Exxon Mobil Corp. (XOM), the behemoth global oil, natural gas, and petrochemicals company, has subsidiaries conducting operations in nearly 200 countries and territories. For example, EMRE is the research and engineering arm of the company, which recently teamed up with a unit of Honeywell in a large contract with Russia’s GAZPROM to modernize the Mosow Oil Refinery. EMRE’s part involves their de-waxing technology to convert the output into low-sulphur diesel fuel to meet current regulations.
In Papua New Guinea, the operator of the massive PNG LNG project, Esso Highlands Ltd., has confirmed that the liquefied natural gas project is more than 90% complete, on budget, and on schedule to deliver the first gas in the second half of 2014. Esso Highlands, another subsidiary of XOM, will operate the $19 billion project on behalf of joint venture partners. Ownership shares are as follows: Exxon Mobil 33.2% (operator), Oil Search 29.0%, Santos Ltd. 13.5% with the rest split between Nippon Oil, a unit of JX Holdings Inc., and PNG government and landowner interests. The LNG plant consists of one “processing train” with nominal capacity of 5 million tonnes, with option to add a second train to increase total capacity up to 9 million tonnes of LNG and 1 million tonnes of natural gas liquids per year.
NYT theme was really .
That period should be moved several spaces over. Oh well, Happy Halloween!!
I for one loved the NYT. Fresh theme with a perfect Thursday twist at the end. I agree that the drab cluing of the theme answers earns it a demerit, but at least they were consistent, and it did make gimmick more surprising.
I think the Spanish reference to CASA stems from the phrase MI CASA ES SU CASA (or “my home is your home”) when welcoming a guest. Although you’re not turning over the deed to them…
I gave the NYT 5 stars for the neat and not-too-scary gimmick.
Right. Should have been clued “… es la suya.”
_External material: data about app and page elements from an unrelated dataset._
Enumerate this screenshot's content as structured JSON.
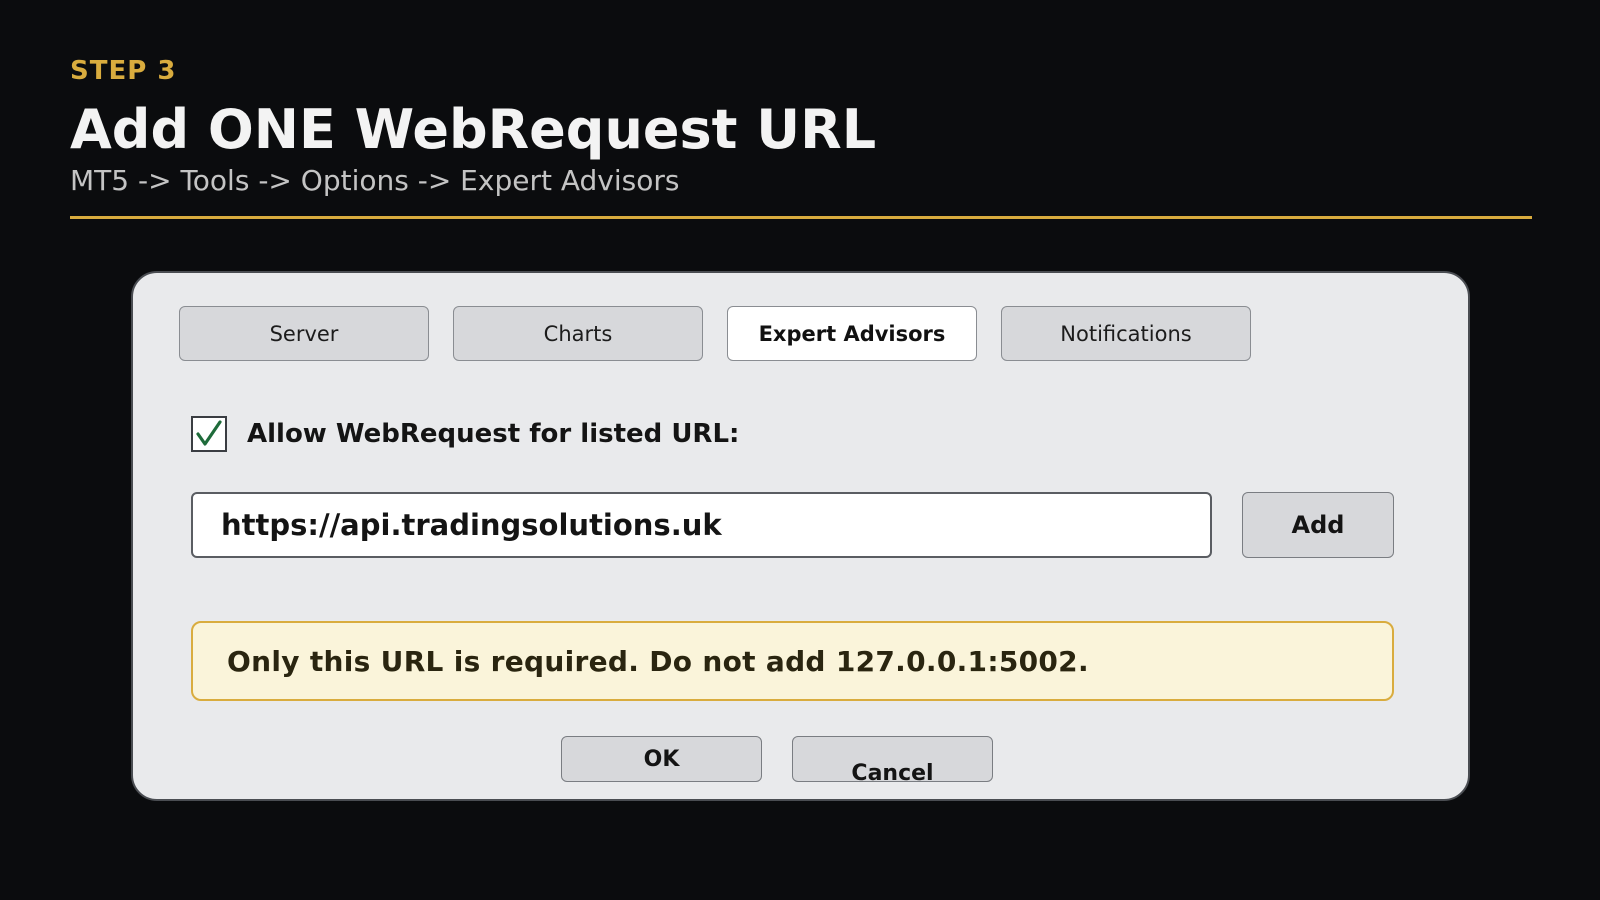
{
  "header": {
    "step": "STEP 3",
    "title": "Add ONE WebRequest URL",
    "subtitle": "MT5 -> Tools -> Options -> Expert Advisors"
  },
  "dialog": {
    "tabs": [
      {
        "label": "Server",
        "active": false
      },
      {
        "label": "Charts",
        "active": false
      },
      {
        "label": "Expert Advisors",
        "active": true
      },
      {
        "label": "Notifications",
        "active": false
      }
    ],
    "allow_webrequest": {
      "label": "Allow WebRequest for listed URL:",
      "checked": true
    },
    "url_field": {
      "value": "https://api.tradingsolutions.uk"
    },
    "add_label": "Add",
    "notice": "Only this URL is required. Do not add 127.0.0.1:5002.",
    "ok_label": "OK",
    "cancel_label": "Cancel"
  },
  "colors": {
    "accent": "#d9ac3e",
    "background": "#0b0c0e",
    "dialog_bg": "#e9eaec",
    "notice_bg": "#faf4da",
    "check_mark": "#1e6b3a"
  },
  "icons": [
    "checkmark-icon"
  ]
}
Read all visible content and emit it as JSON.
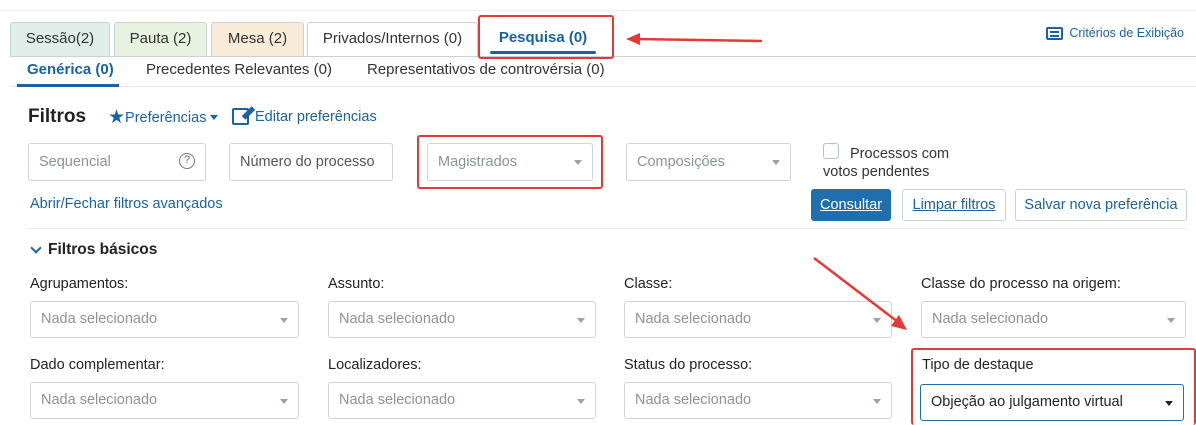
{
  "tabs": [
    {
      "label": "Sessão(2)"
    },
    {
      "label": "Pauta (2)"
    },
    {
      "label": "Mesa (2)"
    },
    {
      "label": "Privados/Internos (0)"
    },
    {
      "label": "Pesquisa (0)"
    }
  ],
  "criterios_label": "Critérios de Exibição",
  "subtabs": [
    {
      "label": "Genérica (0)"
    },
    {
      "label": "Precedentes Relevantes (0)"
    },
    {
      "label": "Representativos de controvérsia (0)"
    }
  ],
  "filtros": {
    "title": "Filtros",
    "preferencias": "Preferências",
    "editar": "Editar preferências",
    "sequencial_placeholder": "Sequencial",
    "help_glyph": "?",
    "numero_placeholder": "Número do processo",
    "magistrados": "Magistrados",
    "composicoes": "Composições",
    "checkbox_label_1": "Processos com",
    "checkbox_label_2": "votos pendentes",
    "abrir_fechar": "Abrir/Fechar filtros avançados",
    "consultar": "Consultar",
    "limpar": "Limpar filtros",
    "salvar": "Salvar nova preferência"
  },
  "basicos": {
    "title": "Filtros básicos",
    "fields": [
      {
        "label": "Agrupamentos:",
        "value": "Nada selecionado"
      },
      {
        "label": "Assunto:",
        "value": "Nada selecionado"
      },
      {
        "label": "Classe:",
        "value": "Nada selecionado"
      },
      {
        "label": "Classe do processo na origem:",
        "value": "Nada selecionado"
      },
      {
        "label": "Dado complementar:",
        "value": "Nada selecionado"
      },
      {
        "label": "Localizadores:",
        "value": "Nada selecionado"
      },
      {
        "label": "Status do processo:",
        "value": "Nada selecionado"
      },
      {
        "label": "Tipo de destaque",
        "value": "Objeção ao julgamento virtual"
      }
    ]
  },
  "colors": {
    "accent": "#1b62a3",
    "annotation": "#e53935"
  }
}
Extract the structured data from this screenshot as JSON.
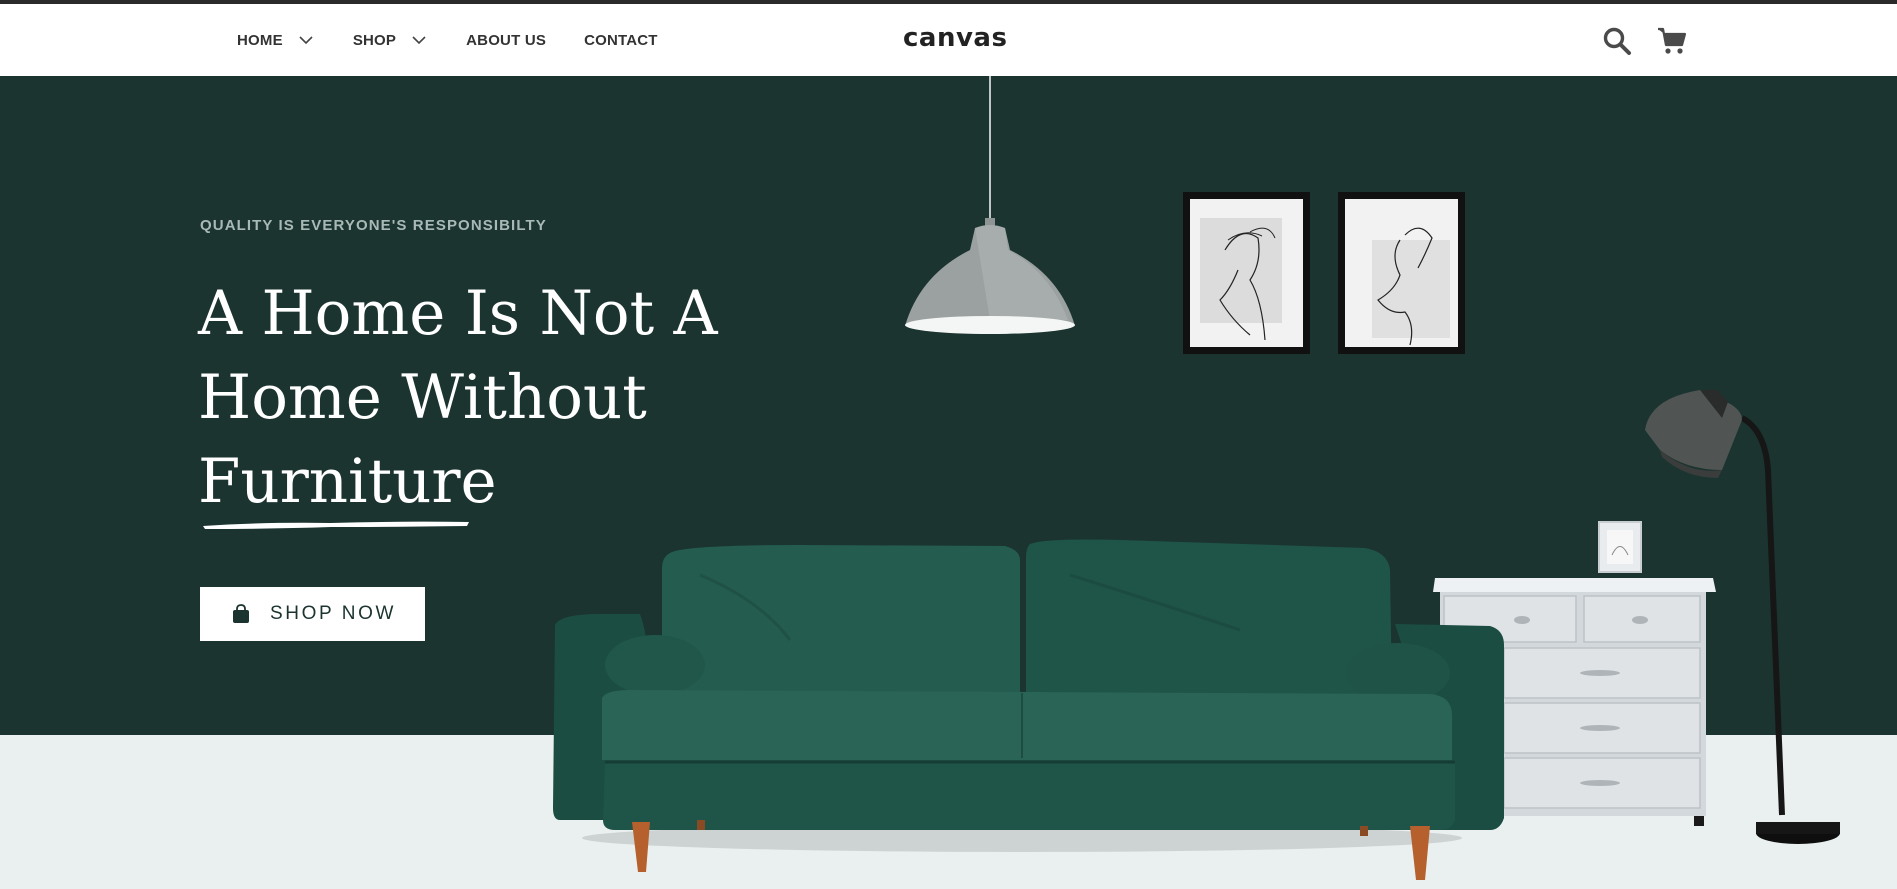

Literal, informal “Mine is yours”. “Suya” would be the more polite choice, although on a friendly editor/constructor-to-solver relationship, tuya is nice :).
I was fine with the vague clues and did not find them annoying. Personally, I like the challenge of being forced to use some crosses and then being able to figure out the rest. In addition, I do not know what the alternative clues would be to be less vague since only one of the movies would be well known, at least to me.
I understand the high variance in the ratings with this puzzle as much comes down to how much one likes the trick. I loved it.
CS: One of the most bizarre clues I’ve seen in a while: 39a [“Odyssey” hero] ULYSSES.
In Frankenstein, Boris Karloff is credited as “the Monster”. So I didn’t find the answer vague. I liked the gimmick.
Yep, but it’s awkward/clunky when all the other answers fall under the category “monster.”
NYT: I like the visual element in this puzzle—the mirror-imaging, the cross-referencing, and the lack of reflection at the end. An elegant construction. Recognizing the byline helped me crack this one earlier than I might have otherwise. I was totally looking for some trick! and got a treat.
I still can’t figure out, though, how he got that dollar bill inside the kiwi.
Great quote and tribute puzzle from BEQ today!